--- DATA LISTING Enclosed Below ---

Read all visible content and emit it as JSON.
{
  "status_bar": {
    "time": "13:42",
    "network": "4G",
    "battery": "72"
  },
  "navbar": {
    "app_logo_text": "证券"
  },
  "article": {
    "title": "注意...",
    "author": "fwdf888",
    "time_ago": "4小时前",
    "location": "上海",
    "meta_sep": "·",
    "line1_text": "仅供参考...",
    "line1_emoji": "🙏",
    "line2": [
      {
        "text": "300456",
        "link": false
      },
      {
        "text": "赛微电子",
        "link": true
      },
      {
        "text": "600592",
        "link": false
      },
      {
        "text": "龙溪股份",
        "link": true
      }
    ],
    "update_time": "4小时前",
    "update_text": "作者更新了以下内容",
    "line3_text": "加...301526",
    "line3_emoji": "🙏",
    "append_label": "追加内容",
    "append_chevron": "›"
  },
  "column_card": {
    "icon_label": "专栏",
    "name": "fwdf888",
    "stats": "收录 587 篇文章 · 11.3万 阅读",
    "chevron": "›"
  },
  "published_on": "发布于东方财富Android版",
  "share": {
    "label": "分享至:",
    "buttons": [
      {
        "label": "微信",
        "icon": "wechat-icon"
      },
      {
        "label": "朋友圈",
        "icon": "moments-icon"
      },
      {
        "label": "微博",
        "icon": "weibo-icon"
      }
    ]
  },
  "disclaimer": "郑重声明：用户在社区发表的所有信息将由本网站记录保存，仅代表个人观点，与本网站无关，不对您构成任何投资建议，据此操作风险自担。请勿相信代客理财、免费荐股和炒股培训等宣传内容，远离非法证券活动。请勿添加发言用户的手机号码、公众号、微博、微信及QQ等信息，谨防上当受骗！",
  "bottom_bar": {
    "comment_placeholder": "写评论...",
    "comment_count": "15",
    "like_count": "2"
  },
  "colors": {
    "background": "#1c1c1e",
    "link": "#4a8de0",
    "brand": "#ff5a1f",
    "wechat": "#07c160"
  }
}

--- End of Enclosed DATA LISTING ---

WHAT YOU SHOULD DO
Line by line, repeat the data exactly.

WRITTEN RESPONSE
Read all visible content and emit it as JSON.
{
  "status_bar": {
    "time": "13:42",
    "network": "4G",
    "battery": "72"
  },
  "navbar": {
    "app_logo_text": "证券"
  },
  "article": {
    "title": "注意...",
    "author": "fwdf888",
    "time_ago": "4小时前",
    "location": "上海",
    "meta_sep": "·",
    "line1_text": "仅供参考...",
    "line1_emoji": "🙏",
    "line2": [
      {
        "text": "300456",
        "link": false
      },
      {
        "text": "赛微电子",
        "link": true
      },
      {
        "text": "600592",
        "link": false
      },
      {
        "text": "龙溪股份",
        "link": true
      }
    ],
    "update_time": "4小时前",
    "update_text": "作者更新了以下内容",
    "line3_text": "加...301526",
    "line3_emoji": "🙏",
    "append_label": "追加内容",
    "append_chevron": "›"
  },
  "column_card": {
    "icon_label": "专栏",
    "name": "fwdf888",
    "stats": "收录 587 篇文章 · 11.3万 阅读",
    "chevron": "›"
  },
  "published_on": "发布于东方财富Android版",
  "share": {
    "label": "分享至:",
    "buttons": [
      {
        "label": "微信",
        "icon": "wechat-icon"
      },
      {
        "label": "朋友圈",
        "icon": "moments-icon"
      },
      {
        "label": "微博",
        "icon": "weibo-icon"
      }
    ]
  },
  "disclaimer": "郑重声明：用户在社区发表的所有信息将由本网站记录保存，仅代表个人观点，与本网站无关，不对您构成任何投资建议，据此操作风险自担。请勿相信代客理财、免费荐股和炒股培训等宣传内容，远离非法证券活动。请勿添加发言用户的手机号码、公众号、微博、微信及QQ等信息，谨防上当受骗！",
  "bottom_bar": {
    "comment_placeholder": "写评论...",
    "comment_count": "15",
    "like_count": "2"
  },
  "colors": {
    "background": "#1c1c1e",
    "link": "#4a8de0",
    "brand": "#ff5a1f",
    "wechat": "#07c160"
  }
}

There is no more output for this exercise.